“Okay, Mr. Jenkins, we’ve adjusted your trip. I have a new reservation confirmation number for you. Let me know when you’re ready.”
“Oh, actually, I’m driving right now and am not in a position to write it down. Would you mind just emailing it to me?”
“I’m afraid I can’t do that. Our system only sends the initial confirmation. Sorry.”
“And surely someone in your office has access to email, right?”
“Yes, of course, but the system we use doesn’t send updated confirmation numbers, only the original number is sent out.”
I backed off at that point, gave a heavy sigh, and decided to roll the dice and travel without a confirmation number (because I like to live dangerously).
Of course they have email. And of course she could have written the number down herself, and sent it to me. But this didn’t even occur to her. And it’s not her fault. She is a product of the climate she works in, and has never been empowered to think critically or to take ownership and just do what was best for the customer.
This was a valuable reminder for me that even with all the advancements in technology:
People are still our safety net.
People can rationalize. We can think creatively. And we can empathize. This is what sets us apart. You, and the people you work with, are the fail-safe when something doesn’t fit within the system you’ve built.
Automation is most powerful when used to multiply people, not replace them.

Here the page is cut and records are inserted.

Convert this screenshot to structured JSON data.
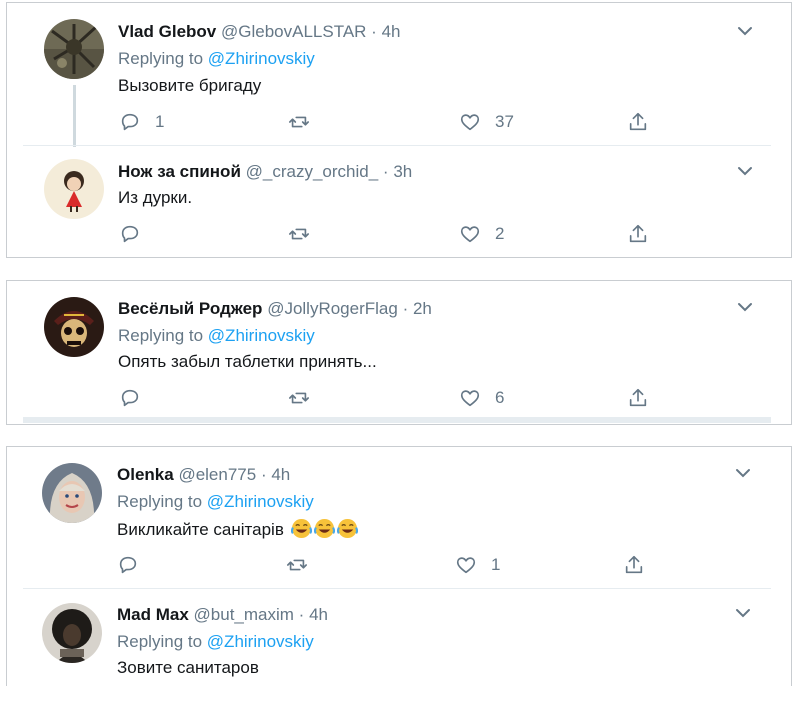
{
  "colors": {
    "link": "#1da1f2",
    "muted": "#657786",
    "text": "#14171a",
    "border": "#c9cdd1",
    "separator": "#e6ecf0"
  },
  "reply_prefix": "Replying to",
  "reply_target": "@Zhirinovskiy",
  "tweets": [
    {
      "name": "Vlad Glebov",
      "handle": "@GlebovALLSTAR",
      "dot": "·",
      "time": "4h",
      "has_reply": true,
      "text": "Вызовите бригаду",
      "replies": "1",
      "likes": "37",
      "avatar": "vlad-avatar"
    },
    {
      "name": "Нож за спиной",
      "handle": "@_crazy_orchid_",
      "dot": "·",
      "time": "3h",
      "has_reply": false,
      "text": "Из дурки.",
      "replies": "",
      "likes": "2",
      "avatar": "girl-avatar"
    },
    {
      "name": "Весёлый Роджер",
      "handle": "@JollyRogerFlag",
      "dot": "·",
      "time": "2h",
      "has_reply": true,
      "text": "Опять забыл таблетки принять...",
      "replies": "",
      "likes": "6",
      "avatar": "skull-avatar"
    },
    {
      "name": "Olenka",
      "handle": "@elen775",
      "dot": "·",
      "time": "4h",
      "has_reply": true,
      "text": "Викликайте санітарів",
      "emoji": [
        "laughing-emoji",
        "laughing-emoji",
        "laughing-emoji"
      ],
      "replies": "",
      "likes": "1",
      "avatar": "olenka-avatar"
    },
    {
      "name": "Mad Max",
      "handle": "@but_maxim",
      "dot": "·",
      "time": "4h",
      "has_reply": true,
      "text": "Зовите санитаров",
      "avatar": "madmax-avatar"
    }
  ],
  "icons": {
    "reply": "reply-icon",
    "retweet": "retweet-icon",
    "like": "heart-icon",
    "share": "share-icon",
    "menu": "chevron-down-icon"
  }
}
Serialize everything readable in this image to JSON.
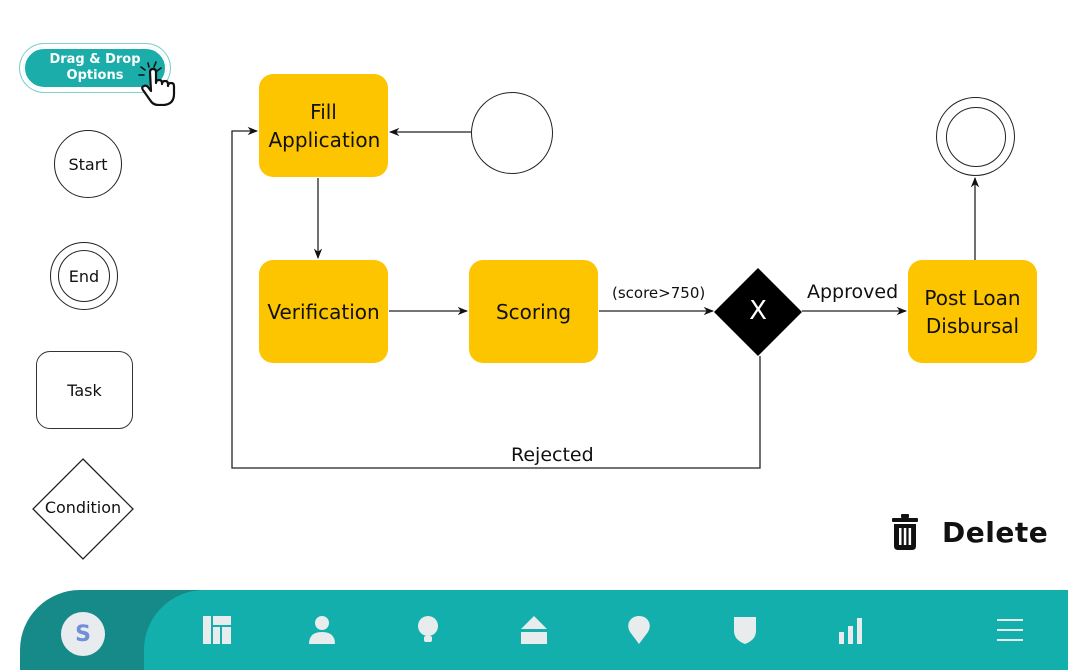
{
  "drag_drop": {
    "label_line1": "Drag & Drop",
    "label_line2": "Options"
  },
  "palette": {
    "start": "Start",
    "end": "End",
    "task": "Task",
    "condition": "Condition"
  },
  "diagram": {
    "tasks": {
      "fill_application": "Fill Application",
      "verification": "Verification",
      "scoring": "Scoring",
      "post_loan_disbursal": "Post Loan Disbursal"
    },
    "gateway_symbol": "X",
    "labels": {
      "condition": "(score>750)",
      "approved": "Approved",
      "rejected": "Rejected"
    },
    "colors": {
      "task_fill": "#fdc500",
      "gateway_fill": "#000000"
    }
  },
  "actions": {
    "delete_label": "Delete"
  },
  "bottom_nav": {
    "avatar_initial": "S",
    "items": [
      "dashboard-icon",
      "user-icon",
      "lightbulb-icon",
      "home-icon",
      "location-icon",
      "shield-icon",
      "bar-chart-icon",
      "menu-icon"
    ],
    "colors": {
      "primary": "#13afac",
      "dark": "#168a89"
    }
  }
}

I’d love to hear if you’ve had a story like this, if you have a guacamole recipe, or if you feel Kalamazoo is best known for something else.